Instituto de Matemáticas, UNAM OaxacaNormal forms on virtual braid groupsIn this talk I will present a general background on virtual knot theory, then I will present normal forms on virtual braid groups, finally we'll see how this can help us to solve the genus problem for virtual braids. \\ Virtual knot theory was defined by L. Kauffman at the late 90's, it is a generalization to classical virtual knot theory. They are defined via knot - type diagrams identified up to certain Reidemeister type moves, however they have a topological counterpart as knots embedded in thickened surfaces, identified up to isotopy, diffeomorphisms and "stability". Virtual braids are the braid version of virtual knots and we have an Alexander and Markov theorem for virtual knots. Virtual braids generalize classical braids (i.e. classical braids embeds in virtual braids), however the properties of classical braids do not extend straight forward to virtual braids, for example solutions to the word problem, representations or normal forms on virtual braids are not as easy as in the classical case. - Hans Boden
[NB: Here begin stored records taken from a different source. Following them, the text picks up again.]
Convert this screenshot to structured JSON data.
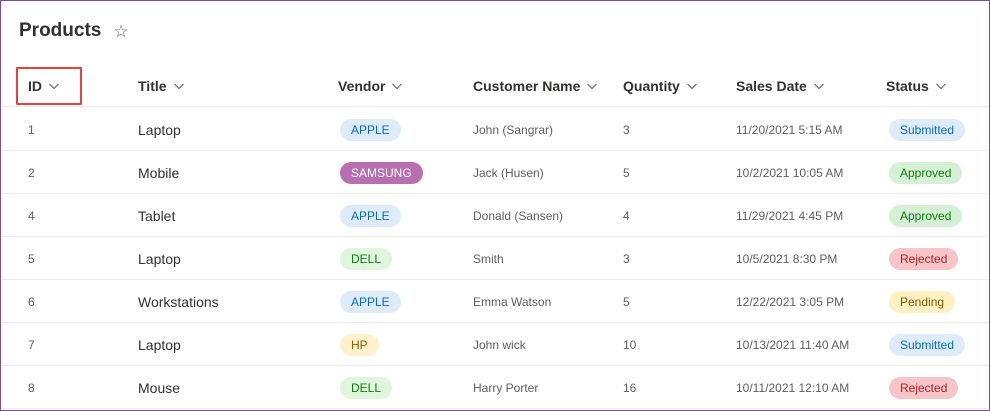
{
  "page": {
    "title": "Products"
  },
  "columns": {
    "id": "ID",
    "title": "Title",
    "vendor": "Vendor",
    "customer": "Customer Name",
    "quantity": "Quantity",
    "sales_date": "Sales Date",
    "status": "Status"
  },
  "rows": [
    {
      "id": "1",
      "title": "Laptop",
      "vendor": "APPLE",
      "customer": "John (Sangrar)",
      "quantity": "3",
      "sales_date": "11/20/2021 5:15 AM",
      "status": "Submitted"
    },
    {
      "id": "2",
      "title": "Mobile",
      "vendor": "SAMSUNG",
      "customer": "Jack (Husen)",
      "quantity": "5",
      "sales_date": "10/2/2021 10:05 AM",
      "status": "Approved"
    },
    {
      "id": "4",
      "title": "Tablet",
      "vendor": "APPLE",
      "customer": "Donald (Sansen)",
      "quantity": "4",
      "sales_date": "11/29/2021 4:45 PM",
      "status": "Approved"
    },
    {
      "id": "5",
      "title": "Laptop",
      "vendor": "DELL",
      "customer": "Smith",
      "quantity": "3",
      "sales_date": "10/5/2021 8:30 PM",
      "status": "Rejected"
    },
    {
      "id": "6",
      "title": "Workstations",
      "vendor": "APPLE",
      "customer": "Emma Watson",
      "quantity": "5",
      "sales_date": "12/22/2021 3:05 PM",
      "status": "Pending"
    },
    {
      "id": "7",
      "title": "Laptop",
      "vendor": "HP",
      "customer": "John wick",
      "quantity": "10",
      "sales_date": "10/13/2021 11:40 AM",
      "status": "Submitted"
    },
    {
      "id": "8",
      "title": "Mouse",
      "vendor": "DELL",
      "customer": "Harry Porter",
      "quantity": "16",
      "sales_date": "10/11/2021 12:10 AM",
      "status": "Rejected"
    }
  ],
  "vendor_colors": {
    "APPLE": {
      "bg": "#deecf9",
      "fg": "#0f6cbd"
    },
    "SAMSUNG": {
      "bg": "#b86fb0",
      "fg": "#ffffff"
    },
    "DELL": {
      "bg": "#dff6dd",
      "fg": "#107c10"
    },
    "HP": {
      "bg": "#fff1ce",
      "fg": "#8a6100"
    }
  },
  "status_colors": {
    "Submitted": {
      "bg": "#deecf9",
      "fg": "#0f6cbd"
    },
    "Approved": {
      "bg": "#d5f0d4",
      "fg": "#107c10"
    },
    "Rejected": {
      "bg": "#f7c5c8",
      "fg": "#a4262c"
    },
    "Pending": {
      "bg": "#fff1c2",
      "fg": "#7a5a00"
    }
  },
  "icons": {
    "favorite": "star-outline-icon",
    "sort": "chevron-down-icon"
  }
}
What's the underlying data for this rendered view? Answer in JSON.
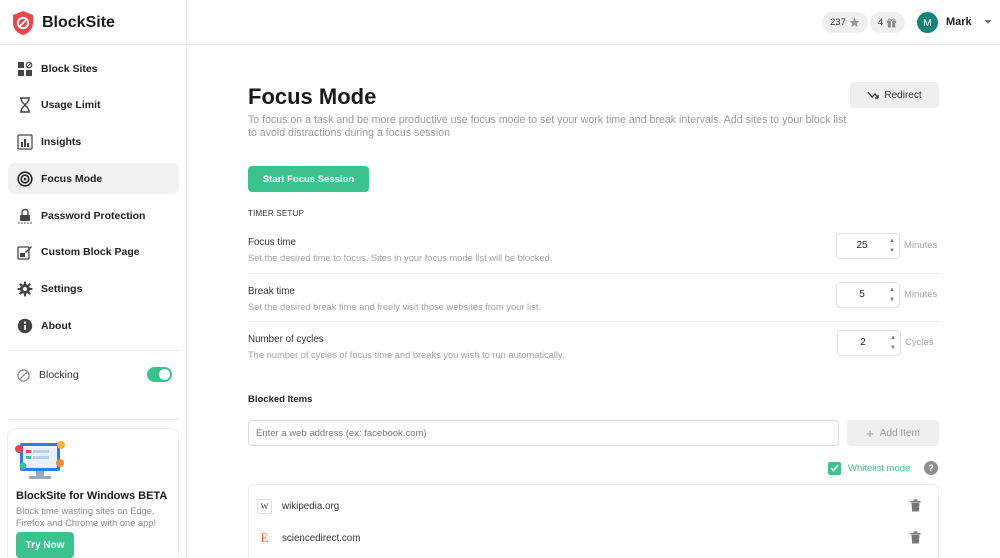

McMaster University, CanadaConcordance invariants of virtual knotsVirtual knot theory concerns knots in thickened surfaces, and Turaev defined virtual concordance and non-classical concordance invariants for them. This talk is based on joint work with Micah Chrisman and Robin Gaudreau aimed at extending classical concordance invariants to the virtual setting. One of the obstacles to this program is the absence of Seifert surfaces from the virtual toolkit, and so we focus our attention on AC knots, which is the subclass of virtual knots with homologically trivial representatives. So a virtual knot is AC iff it admits a Seifert surface, in particular every classical knot is AC. Our first result is that stable Manturov projection gives a map from virtual knots to AC knots that preserves concordance. Consequently any concordance invariant defined for AC knots lifts to all virtual knots. We show how to construct virtual Seifert surfaces directly from the AC diagrams, and we also show how to slice virtual knots directly from their Gauss diagrams. Using virtual Seifert surfaces, we define the usual package of invariants, including Alexander-Conway polynomials, signatures, and twisted signatures, and we show how they often (but not always) give rise to concordance invariants of virtual knots. These invariants are applied to study sliceness of low crossing AC knots. In general, the twisted signatures will depend on the choice of Seifert surface, but less so in the untwisted case. This is established by computing the knot signatures in terms of checkerboard surfaces and Goeritz matrices à la Gordon-Litherland. - Dale Rolfsen

University of British ColumbiaOrdering fundamental groups of small hyperbolic 3-manifoldsWe'll discuss the orderability properties of fundamental groups of minimal volume hyperbolic 3-manifolds with various properties: closed, cusped, nonorientable. This involves some observations regarding braids, and is joint work with Eiko Kin and Adam Clay.